Justices Dissenting

Harry A. Blackmun, William J. Brennan, Jr., Thurgood Marshall


Washington, D.C.

Date of Decision

24 February 1987


Reversed the Maryland Court of Appeals ruling and held that the search warrant was valid and the execution of the warrant did not violate Garrison's rights under the Fourth Amendment, since the mistake made by the officers was understandable and reasonable.

Related Cases

  • Steele v. United States, 267 U.S. 498 (1925).
  • Brinegar v. United States, 338 U.S. 160 (1949).
  • Hill v. California, 401 U.S. 797 (1971).
  • Coolidge v. New Hampshire, 403 U.S. 443 (1971).


Levy, Leonard W., ed. Encyclopedia of the American Constitution. New York: Macmillan, 1986.

Further Readings

  • Biskupic, Joan, and Elder Witt.
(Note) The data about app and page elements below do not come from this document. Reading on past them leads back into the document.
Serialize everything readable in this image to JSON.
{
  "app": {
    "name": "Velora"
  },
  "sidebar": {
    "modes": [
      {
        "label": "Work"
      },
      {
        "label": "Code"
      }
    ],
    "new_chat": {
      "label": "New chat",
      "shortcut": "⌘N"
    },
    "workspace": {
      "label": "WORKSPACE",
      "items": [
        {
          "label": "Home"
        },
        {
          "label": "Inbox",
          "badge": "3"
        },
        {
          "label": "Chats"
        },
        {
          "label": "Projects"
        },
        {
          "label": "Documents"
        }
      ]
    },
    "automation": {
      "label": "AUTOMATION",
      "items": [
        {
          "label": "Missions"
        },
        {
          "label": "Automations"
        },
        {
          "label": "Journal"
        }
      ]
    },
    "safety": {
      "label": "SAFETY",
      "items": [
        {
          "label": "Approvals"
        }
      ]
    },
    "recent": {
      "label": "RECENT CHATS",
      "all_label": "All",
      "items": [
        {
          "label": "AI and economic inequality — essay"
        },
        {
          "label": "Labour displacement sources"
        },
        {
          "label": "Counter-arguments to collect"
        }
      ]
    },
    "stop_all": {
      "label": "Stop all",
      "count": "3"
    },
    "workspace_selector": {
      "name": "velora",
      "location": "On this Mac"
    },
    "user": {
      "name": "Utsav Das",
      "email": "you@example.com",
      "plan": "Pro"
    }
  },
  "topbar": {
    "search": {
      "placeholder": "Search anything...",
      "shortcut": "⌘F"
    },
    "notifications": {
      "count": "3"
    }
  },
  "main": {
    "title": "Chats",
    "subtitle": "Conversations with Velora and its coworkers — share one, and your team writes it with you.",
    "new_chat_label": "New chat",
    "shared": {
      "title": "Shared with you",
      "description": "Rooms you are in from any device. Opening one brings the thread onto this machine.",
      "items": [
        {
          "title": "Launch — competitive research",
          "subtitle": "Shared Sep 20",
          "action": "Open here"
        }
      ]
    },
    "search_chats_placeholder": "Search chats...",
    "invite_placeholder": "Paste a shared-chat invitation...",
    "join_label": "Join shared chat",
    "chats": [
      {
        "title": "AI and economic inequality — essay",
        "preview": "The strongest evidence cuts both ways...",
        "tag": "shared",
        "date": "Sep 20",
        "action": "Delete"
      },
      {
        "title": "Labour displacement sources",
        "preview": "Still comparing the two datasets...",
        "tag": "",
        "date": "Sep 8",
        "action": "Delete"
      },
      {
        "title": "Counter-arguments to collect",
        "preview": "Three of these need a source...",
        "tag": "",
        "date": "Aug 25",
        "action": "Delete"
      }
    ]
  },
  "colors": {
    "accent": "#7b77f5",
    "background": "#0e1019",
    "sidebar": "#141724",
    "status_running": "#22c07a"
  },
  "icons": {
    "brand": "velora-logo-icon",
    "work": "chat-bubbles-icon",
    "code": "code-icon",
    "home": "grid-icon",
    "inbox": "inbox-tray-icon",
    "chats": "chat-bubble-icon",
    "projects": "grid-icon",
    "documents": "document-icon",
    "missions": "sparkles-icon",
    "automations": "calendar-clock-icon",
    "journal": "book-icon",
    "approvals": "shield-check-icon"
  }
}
Congressional Quarterly's Guide to the U.S. Supreme Court, 3rd ed. Washington, DC: Congressional Quarterly, Inc., 1996.
  • West's Encyclopedia of American Law, Vol. 4. St. Paul, MN: West Group, 1998.
  • Wieber, Michael C. "The Theory and Practice of Illinois v. Rodriguez." Journal of Criminal Law and Criminology, fall 1993, p. 604.

Additional topics

Law Library - American Law and Legal InformationNotable Trials and Court Cases - 1981 to 1988